Using the data below, count the lines where "weight" appears, and answer with the number alone.

EXERCISE MATERIAL section start

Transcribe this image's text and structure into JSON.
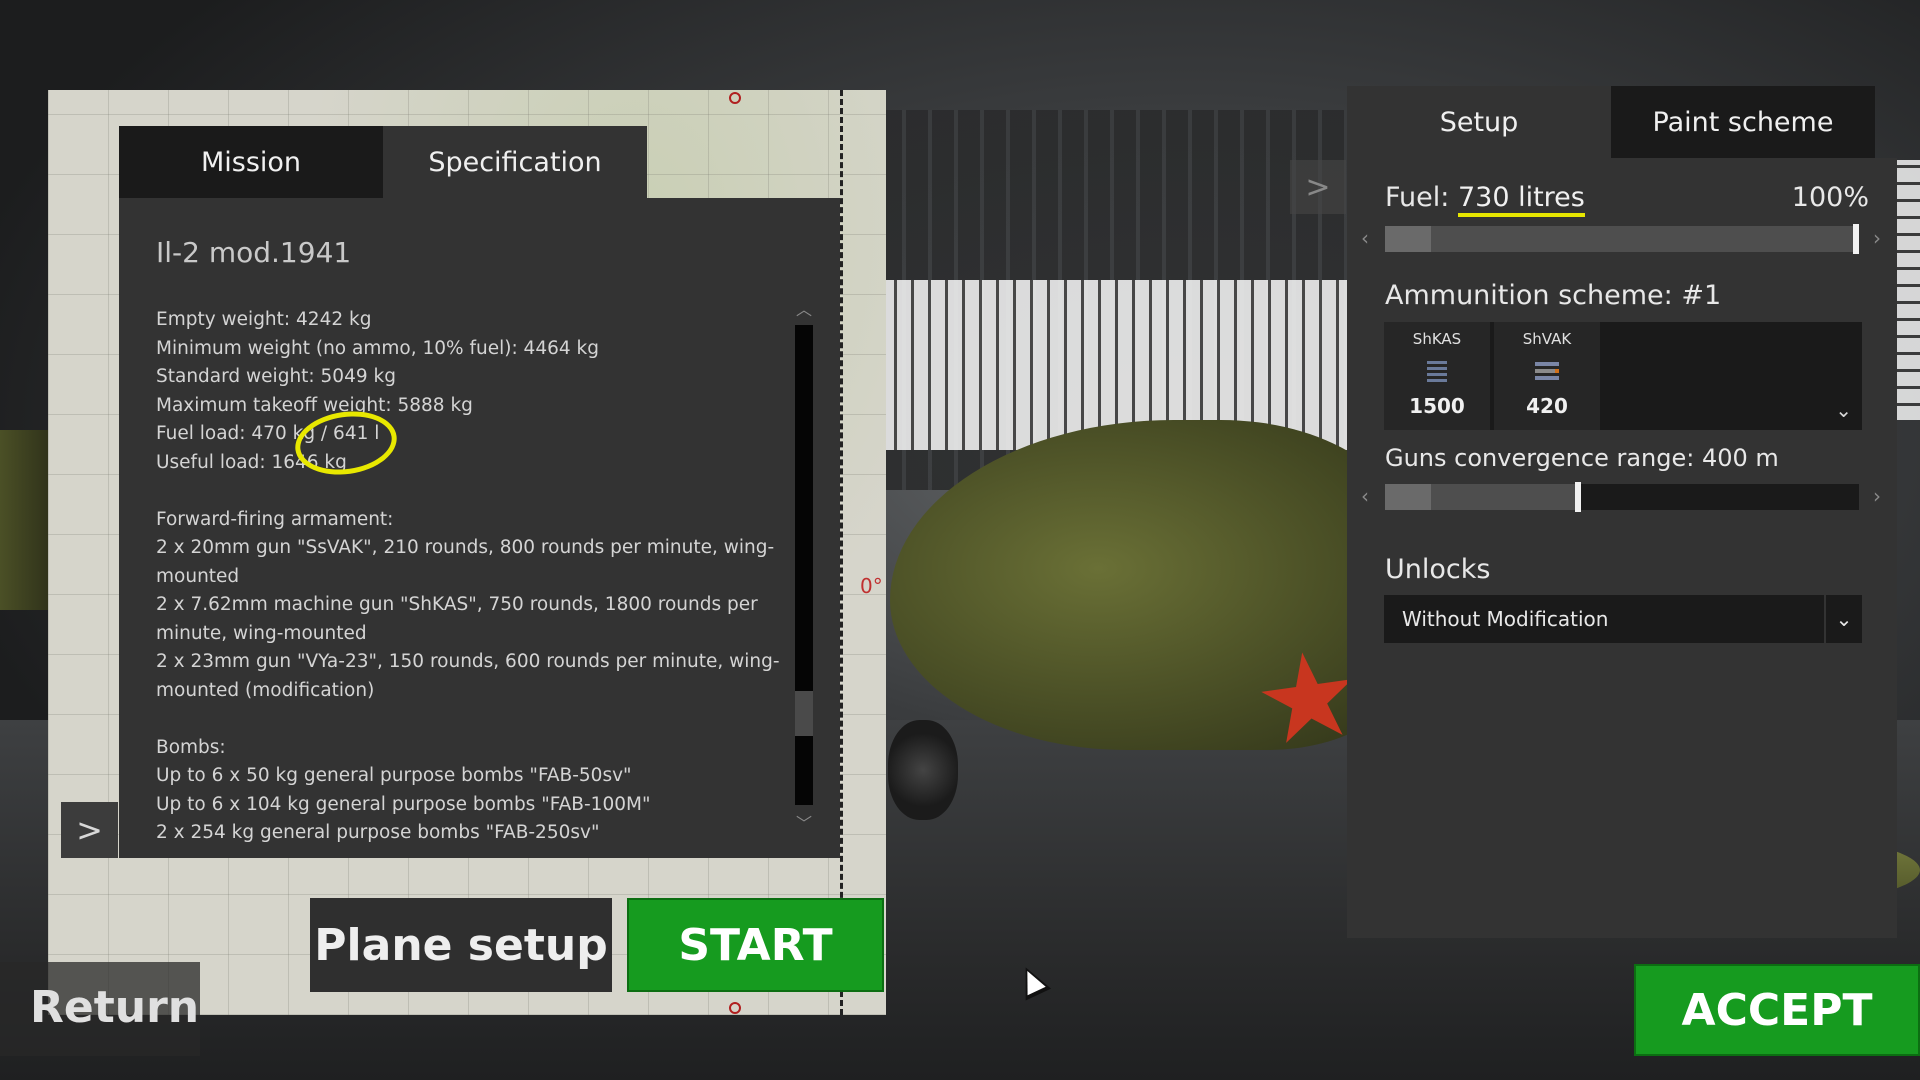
{
  "map": {
    "heading_readout": "0°"
  },
  "spec_panel": {
    "tabs": [
      {
        "label": "Mission",
        "active": true
      },
      {
        "label": "Specification",
        "active": false
      }
    ],
    "plane_name": "Il-2 mod.1941",
    "lines": {
      "empty_weight": "Empty weight: 4242 kg",
      "min_weight": "Minimum weight (no ammo, 10% fuel): 4464 kg",
      "std_weight": "Standard weight: 5049 kg",
      "max_takeoff": "Maximum takeoff weight: 5888 kg",
      "fuel_load": "Fuel load: 470 kg / 641 l",
      "useful_load": "Useful load: 1646 kg",
      "armament_title": "Forward-firing armament:",
      "arm_1": "2 x 20mm gun \"SsVAK\", 210 rounds, 800 rounds per minute, wing-mounted",
      "arm_2": "2 x 7.62mm machine gun \"ShKAS\", 750 rounds, 1800 rounds per minute, wing-mounted",
      "arm_3": "2 x 23mm gun \"VYa-23\", 150 rounds, 600 rounds per minute, wing-mounted (modification)",
      "bombs_title": "Bombs:",
      "bomb_1": "Up to 6 x 50 kg general purpose bombs \"FAB-50sv\"",
      "bomb_2": "Up to 6 x 104 kg general purpose bombs \"FAB-100M\"",
      "bomb_3": "2 x 254 kg general purpose bombs \"FAB-250sv\""
    },
    "scroll_up_icon": "chevron-up-icon",
    "scroll_down_icon": "chevron-down-icon"
  },
  "buttons": {
    "plane_setup": "Plane setup",
    "start": "START",
    "return": "Return",
    "accept": "ACCEPT",
    "side_arrow": ">",
    "hangar_next": ">"
  },
  "setup_panel": {
    "tabs": [
      {
        "label": "Setup",
        "active": true
      },
      {
        "label": "Paint scheme",
        "active": false
      }
    ],
    "fuel": {
      "label_prefix": "Fuel: ",
      "value": "730 litres",
      "percent": "100%",
      "fill_fraction": 1.0
    },
    "ammo": {
      "label": "Ammunition scheme: #1",
      "slots": [
        {
          "name": "ShKAS",
          "count": "1500"
        },
        {
          "name": "ShVAK",
          "count": "420"
        }
      ],
      "dropdown_icon": "chevron-down-icon"
    },
    "convergence": {
      "label": "Guns convergence range: 400 m",
      "fill_fraction": 0.4
    },
    "unlocks": {
      "label": "Unlocks",
      "selected": "Without Modification"
    }
  },
  "colors": {
    "accent_green": "#169b1f",
    "highlight_yellow": "#e8e800",
    "panel": "#333333",
    "panel_dark": "#1a1a1a"
  }
}
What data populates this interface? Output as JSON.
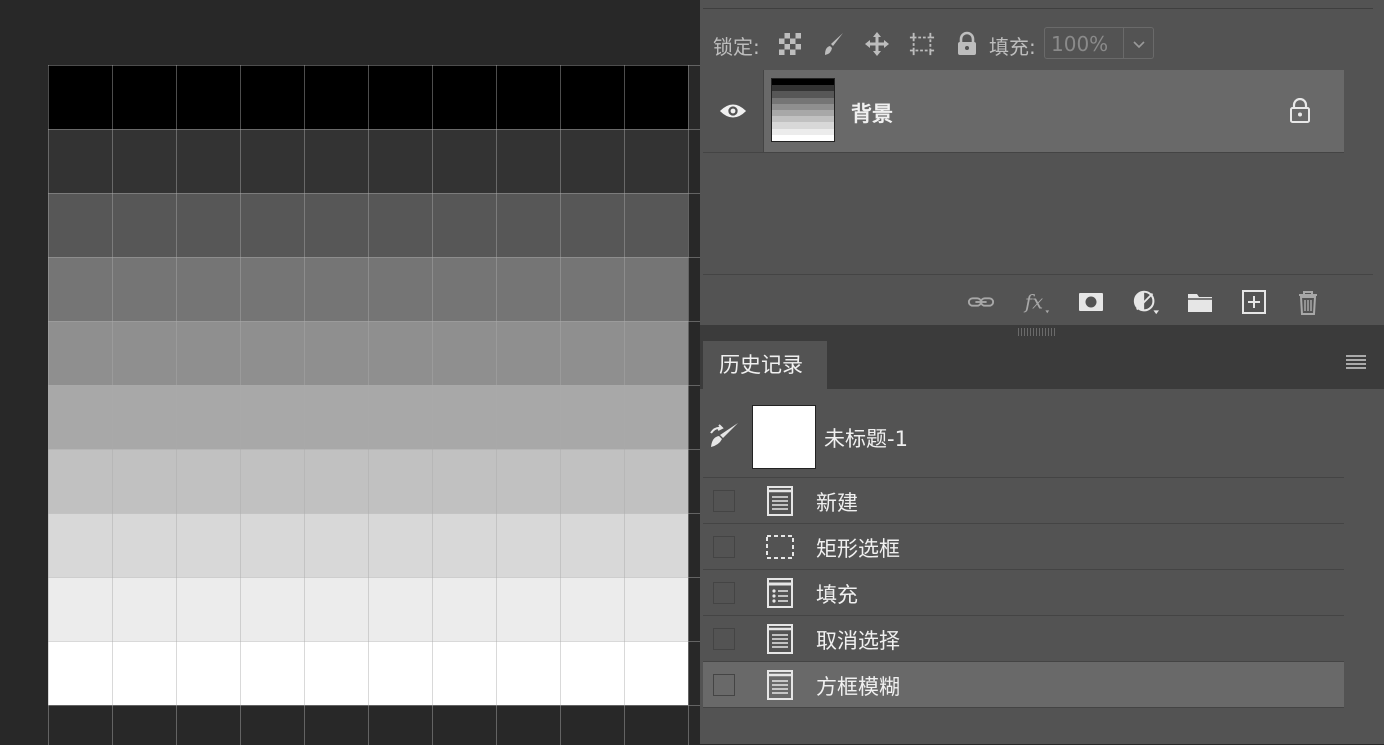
{
  "canvas": {
    "band_colors": [
      "#000000",
      "#333333",
      "#575757",
      "#757575",
      "#8f8f8f",
      "#a8a8a8",
      "#c1c1c1",
      "#d8d8d8",
      "#ececec",
      "#ffffff"
    ]
  },
  "layers": {
    "lock_label": "锁定:",
    "fill_label": "填充:",
    "fill_value": "100%",
    "layer_name": "背景"
  },
  "history": {
    "tab_label": "历史记录",
    "snapshot_name": "未标题-1",
    "items": [
      {
        "label": "新建",
        "icon": "document-icon"
      },
      {
        "label": "矩形选框",
        "icon": "marquee-icon"
      },
      {
        "label": "填充",
        "icon": "fill-list-icon"
      },
      {
        "label": "取消选择",
        "icon": "document-icon"
      },
      {
        "label": "方框模糊",
        "icon": "document-icon"
      }
    ],
    "active_index": 4
  }
}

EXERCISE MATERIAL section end

SOLUTION TO THIS EXERCISE
4